Lighting technology has entered a new dimension. Light emitting diodes, for example, are blazing a new path from taillamps to headlamps. Car lamps can now produce light beams that bend around corners, lengthen when the car is going fast and shorten and widen when the car slows down. The aftermarket industry is on the leading edge of these technological advances that promote safety and provide styling alternatives for new lighting products. Much of this innovative aftermarket equipment for cars, trucks, and SUVs provides greater road illumination and creates increased visibility. Federal and state regulators are working to keep current with these advances and also confirm that new products comply with existing regulations.
The National Highway Traffic Safety Administration (NHTSA) is the federal agency that regulates original and aftermarket motor vehicle lighting products, including newer technologies coming into the marketplace. Attention has been focused on non-compliant High Intensity Discharge (HID) conversion kits that may produce glare and restyled combination lamps that are missing required functions existing on the original equipment lamps. Certain clear taillamp covers, marker lamps, certain "blue" headlamp bulbs, and other equipment has also been subject to scrutiny.
Optional lighting equipment (non-federally required) is not prohibited by federal law, but is sometimes regulated by the states. Many states establish optional lighting restrictions through the authority of the state police or the state transportation agency.
State-level enforcement of federally required lighting equipment can not deviate from what is prescribed by the federal government. This is called federal preemption. However, states are free to enact and enforce safety and equipment regulations which are identical to the federal safety standards.
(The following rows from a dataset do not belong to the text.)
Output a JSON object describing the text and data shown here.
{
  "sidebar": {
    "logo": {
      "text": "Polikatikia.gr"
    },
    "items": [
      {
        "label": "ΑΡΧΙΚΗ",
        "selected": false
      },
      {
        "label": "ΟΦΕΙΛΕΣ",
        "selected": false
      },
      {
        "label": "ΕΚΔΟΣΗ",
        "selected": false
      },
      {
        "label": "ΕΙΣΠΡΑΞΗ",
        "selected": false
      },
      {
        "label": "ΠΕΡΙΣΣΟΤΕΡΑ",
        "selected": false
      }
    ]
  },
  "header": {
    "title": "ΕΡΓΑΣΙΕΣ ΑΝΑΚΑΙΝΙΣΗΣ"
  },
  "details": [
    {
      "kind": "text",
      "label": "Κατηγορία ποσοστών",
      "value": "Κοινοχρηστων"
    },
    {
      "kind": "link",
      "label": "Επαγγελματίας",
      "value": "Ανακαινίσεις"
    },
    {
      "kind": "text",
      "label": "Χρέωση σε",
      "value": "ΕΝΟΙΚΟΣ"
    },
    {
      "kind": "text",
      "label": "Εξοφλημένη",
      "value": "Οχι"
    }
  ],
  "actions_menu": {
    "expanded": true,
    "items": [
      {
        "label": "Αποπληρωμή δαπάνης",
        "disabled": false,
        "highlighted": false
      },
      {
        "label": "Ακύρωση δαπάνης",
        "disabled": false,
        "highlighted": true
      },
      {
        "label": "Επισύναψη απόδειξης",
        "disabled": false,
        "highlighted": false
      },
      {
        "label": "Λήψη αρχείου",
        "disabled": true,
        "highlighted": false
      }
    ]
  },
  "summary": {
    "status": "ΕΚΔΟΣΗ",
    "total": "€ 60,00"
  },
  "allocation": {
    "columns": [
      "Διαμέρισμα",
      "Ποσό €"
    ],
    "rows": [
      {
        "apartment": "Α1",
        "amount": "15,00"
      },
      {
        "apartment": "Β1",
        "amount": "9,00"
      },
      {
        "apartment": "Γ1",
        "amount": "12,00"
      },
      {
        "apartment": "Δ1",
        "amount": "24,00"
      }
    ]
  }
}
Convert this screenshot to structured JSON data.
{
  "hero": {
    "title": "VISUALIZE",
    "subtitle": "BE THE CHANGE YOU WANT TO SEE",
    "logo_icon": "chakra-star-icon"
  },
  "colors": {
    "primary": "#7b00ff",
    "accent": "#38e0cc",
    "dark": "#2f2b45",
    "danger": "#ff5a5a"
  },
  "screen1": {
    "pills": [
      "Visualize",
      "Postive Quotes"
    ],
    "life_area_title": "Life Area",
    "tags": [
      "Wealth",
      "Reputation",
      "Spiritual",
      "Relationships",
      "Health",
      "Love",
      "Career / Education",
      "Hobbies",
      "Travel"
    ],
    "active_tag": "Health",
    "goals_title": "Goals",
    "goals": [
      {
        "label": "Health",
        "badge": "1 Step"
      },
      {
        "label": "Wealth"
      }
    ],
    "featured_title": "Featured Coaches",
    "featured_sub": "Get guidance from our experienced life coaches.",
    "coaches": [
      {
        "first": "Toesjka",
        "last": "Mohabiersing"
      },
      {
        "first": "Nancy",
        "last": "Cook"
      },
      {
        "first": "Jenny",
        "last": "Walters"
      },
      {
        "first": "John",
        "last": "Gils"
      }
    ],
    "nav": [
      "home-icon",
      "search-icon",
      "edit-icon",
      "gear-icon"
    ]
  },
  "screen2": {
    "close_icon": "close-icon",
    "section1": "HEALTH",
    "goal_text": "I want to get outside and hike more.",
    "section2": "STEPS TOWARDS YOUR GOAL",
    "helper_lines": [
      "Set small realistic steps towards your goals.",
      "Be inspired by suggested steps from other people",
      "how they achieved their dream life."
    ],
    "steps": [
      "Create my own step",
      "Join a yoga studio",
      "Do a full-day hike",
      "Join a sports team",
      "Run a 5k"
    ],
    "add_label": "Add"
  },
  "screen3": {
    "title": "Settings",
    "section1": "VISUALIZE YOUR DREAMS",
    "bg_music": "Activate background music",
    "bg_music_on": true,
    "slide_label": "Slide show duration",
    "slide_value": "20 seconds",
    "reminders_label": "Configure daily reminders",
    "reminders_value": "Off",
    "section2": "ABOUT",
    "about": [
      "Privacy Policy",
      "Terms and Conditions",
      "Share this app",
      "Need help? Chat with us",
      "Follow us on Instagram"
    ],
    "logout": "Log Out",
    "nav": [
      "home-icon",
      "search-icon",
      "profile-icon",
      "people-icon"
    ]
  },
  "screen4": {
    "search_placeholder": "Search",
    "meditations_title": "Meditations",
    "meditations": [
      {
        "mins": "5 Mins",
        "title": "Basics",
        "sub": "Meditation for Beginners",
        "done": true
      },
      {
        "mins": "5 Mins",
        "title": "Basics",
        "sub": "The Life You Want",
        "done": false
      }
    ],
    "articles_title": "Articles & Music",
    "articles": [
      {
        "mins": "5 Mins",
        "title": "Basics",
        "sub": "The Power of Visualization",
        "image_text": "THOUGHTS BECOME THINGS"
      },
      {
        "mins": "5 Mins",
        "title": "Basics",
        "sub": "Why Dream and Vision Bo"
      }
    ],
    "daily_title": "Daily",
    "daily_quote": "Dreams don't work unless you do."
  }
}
States also have jurisdiction to enact and enforce vehicle equipment and safety regulations covering equipment not regulated at the federal level, such as "optional" or "accessory" lighting equipment. Some states prohibit a vehicle from being equipped with a lamp or lighting device unless such lamp or lighting device is expressly required or permitted by law or regulation. Other states may regulate optional lighting equipment for maximum candlepower, location and placement, aim of light beam and the times, places and conditions under which the lamps or lights may be used. They may prohibit the use of flashing, oscillating, modulating, or rotating lights of any color while the vehicle is being operated on a public highway.